Campsie RSL was among those who donated $200,000 in cash and equipment to get Lismore City Bowling and Recreation Club back on its feet after it was severely impacted by floods. The Sydney club contributed $50,000 in cash, and another $150,000 in furniture – including EGM bases, TVs, chairs and tables – was contributed by other donors after Lismore’s bowling green and clubhouse were decimated by floodwaters in February and March of this year.
Volunteers have been hard at work restoring the 115-year-old club which is expected to reopen by the end of September. A retired greenskeeper has also offered his time to restore the damaged rinks.
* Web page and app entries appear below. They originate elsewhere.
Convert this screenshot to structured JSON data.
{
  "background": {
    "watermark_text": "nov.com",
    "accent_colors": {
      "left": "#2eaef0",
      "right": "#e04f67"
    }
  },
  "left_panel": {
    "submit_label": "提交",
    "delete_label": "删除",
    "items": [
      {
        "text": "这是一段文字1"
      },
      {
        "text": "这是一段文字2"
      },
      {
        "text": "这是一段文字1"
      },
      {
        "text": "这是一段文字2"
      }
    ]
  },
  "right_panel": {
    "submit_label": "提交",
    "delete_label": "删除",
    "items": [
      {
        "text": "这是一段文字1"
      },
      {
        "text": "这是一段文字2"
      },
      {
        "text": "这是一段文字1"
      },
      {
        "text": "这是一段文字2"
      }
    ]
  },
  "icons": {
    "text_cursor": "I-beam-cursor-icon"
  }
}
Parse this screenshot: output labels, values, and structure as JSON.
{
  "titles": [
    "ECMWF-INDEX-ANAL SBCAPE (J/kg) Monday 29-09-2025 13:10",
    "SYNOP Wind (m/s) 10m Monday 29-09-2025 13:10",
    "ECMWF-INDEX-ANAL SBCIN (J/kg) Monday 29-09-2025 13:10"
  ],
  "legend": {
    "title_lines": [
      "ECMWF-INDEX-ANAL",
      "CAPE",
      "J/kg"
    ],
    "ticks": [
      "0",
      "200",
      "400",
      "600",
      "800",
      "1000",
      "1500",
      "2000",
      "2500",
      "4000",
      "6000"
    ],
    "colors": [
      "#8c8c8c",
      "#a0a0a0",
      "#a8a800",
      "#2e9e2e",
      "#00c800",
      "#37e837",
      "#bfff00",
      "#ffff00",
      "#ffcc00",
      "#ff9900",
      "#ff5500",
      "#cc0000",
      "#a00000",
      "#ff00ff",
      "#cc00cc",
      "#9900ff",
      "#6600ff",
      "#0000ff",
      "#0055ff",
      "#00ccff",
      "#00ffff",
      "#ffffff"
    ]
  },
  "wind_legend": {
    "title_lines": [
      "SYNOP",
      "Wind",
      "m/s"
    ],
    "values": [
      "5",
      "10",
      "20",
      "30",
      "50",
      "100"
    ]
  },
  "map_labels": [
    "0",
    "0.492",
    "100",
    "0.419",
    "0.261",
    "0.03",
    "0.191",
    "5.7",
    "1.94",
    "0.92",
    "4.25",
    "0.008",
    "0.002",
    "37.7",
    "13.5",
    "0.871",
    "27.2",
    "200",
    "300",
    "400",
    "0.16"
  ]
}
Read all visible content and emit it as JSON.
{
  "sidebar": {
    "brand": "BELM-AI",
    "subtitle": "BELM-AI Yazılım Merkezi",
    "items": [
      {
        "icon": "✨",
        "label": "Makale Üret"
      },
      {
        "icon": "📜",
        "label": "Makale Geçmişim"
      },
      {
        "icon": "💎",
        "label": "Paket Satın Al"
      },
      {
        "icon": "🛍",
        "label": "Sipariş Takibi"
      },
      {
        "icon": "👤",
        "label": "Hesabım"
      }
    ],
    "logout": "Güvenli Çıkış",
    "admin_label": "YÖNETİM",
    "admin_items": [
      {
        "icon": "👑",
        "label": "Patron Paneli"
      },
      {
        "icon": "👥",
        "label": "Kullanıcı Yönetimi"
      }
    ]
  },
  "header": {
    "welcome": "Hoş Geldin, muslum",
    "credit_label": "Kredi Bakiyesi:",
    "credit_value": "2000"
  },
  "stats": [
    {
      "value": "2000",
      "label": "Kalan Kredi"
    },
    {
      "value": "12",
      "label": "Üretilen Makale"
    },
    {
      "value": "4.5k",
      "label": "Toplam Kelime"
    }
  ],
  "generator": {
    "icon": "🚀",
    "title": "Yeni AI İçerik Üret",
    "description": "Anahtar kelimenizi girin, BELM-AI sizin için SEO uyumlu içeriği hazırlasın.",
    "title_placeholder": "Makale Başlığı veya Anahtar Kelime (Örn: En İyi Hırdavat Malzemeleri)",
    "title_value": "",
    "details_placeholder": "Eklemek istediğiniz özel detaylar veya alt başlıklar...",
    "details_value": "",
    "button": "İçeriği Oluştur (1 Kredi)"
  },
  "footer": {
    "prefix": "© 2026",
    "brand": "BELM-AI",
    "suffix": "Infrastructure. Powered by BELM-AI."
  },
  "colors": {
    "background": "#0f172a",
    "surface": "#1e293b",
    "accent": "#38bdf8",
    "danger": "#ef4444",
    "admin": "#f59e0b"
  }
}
“It was extra special to thank Campsie RSL CEO Craig Love and the Campsie RSL Group for their generous ongoing support of the bowlo,” Lismore MP Janelle Saffin posted on Facebook. “Campsie RSL has provided everything from furniture to financial support. Without them, the bowlo would not be coming back.”
The initial contact with Lismore Bowling Club was first made through Denise Cropp from Interior ID who was looking for a way to transport much-needed used furniture and equipment from various clubs to Lismore. Denise reached out to Campsie to see if they could help with the cost of transport.
“From there the whole thing just snowballed,” Campsie COO Brendan Bates told Club Management. “There is a long list of clubs and suppliers alongside Campsie RSL Group who donated their furniture, equipment, time or services to make sure this happened and it’s important that they are all recognised.”
They include Interior ID, Liberty Gaming, The Pinnacle Club Hurstville, Albion Park RSL, Ingleburn RSL, Rob Adams Refrigeration, Hundal Brothers Removalists, Turbans 4 Australia and IGT Australia.
“Without the support of these contributors, this would not have been possible,” Bates said. The $50,000 donation from Campsie RSL Group was for expenses directly related to getting the Lismore club back up and running again. Re-establishing power to the building was the most immediate concern but after that, the remaining donation had been used to pay for things like new carpet and internal painting.
“We also shouldn’t forget the army of volunteers that have pulled together to help the club to continue to serve the community as it prepares to re-open,” Bates said. “They have devoted their time, money and resources to bring their club back to life, ensuring that it will remain a community asset for everyone at a time they need it the most.
“There is much more that is needed to help the people and businesses of Lismore recover. I implore everyone out there to think about what they can do to aid the recovery effort and show the Lismore community that they haven’t been forgotten,” Bates said.
The Insurance Council of Australia (ICA) said the cost of this year’s floods across SE Queensland and northern NSW is $5.28 billion, making it Australia’s second costliest natural disaster ever. Insurers have received about 233,100 claims across both states.
The ICA and insurers have also announced they would be travelling to clubs in flood-impacted communities in northern NSW in September for in-person meetings with those affected by this year’s floods and severe weather.
The ICA in-person meetings at the clubs are an opportunity for customers to discuss the progress of their claim, and to work through any issues they may be experiencing with their insurer.
“I know many customers welcomed the opportunity in May to meet with us and insurers when we travelled around South-East Queensland and northern NSW for in-person consultations,” ICA CEO Andrew Hall said.
“The ICA and insurers will be travelling to some of the most impacted communities to talk to customers face to face, providing an opportunity to discuss the specific details of claims and the claims process.”
The meetings, to be held from midday, are on:
- Monday, 19 September, at Ex-Services Club, Mullumbimby
- Tuesday, 20 September, at RSM Club, Casino
- Wednesday, 21 September, at Ballina RSL Club, Ballina
- Thursday, 22 September, at Lismore Workers Club, Lismore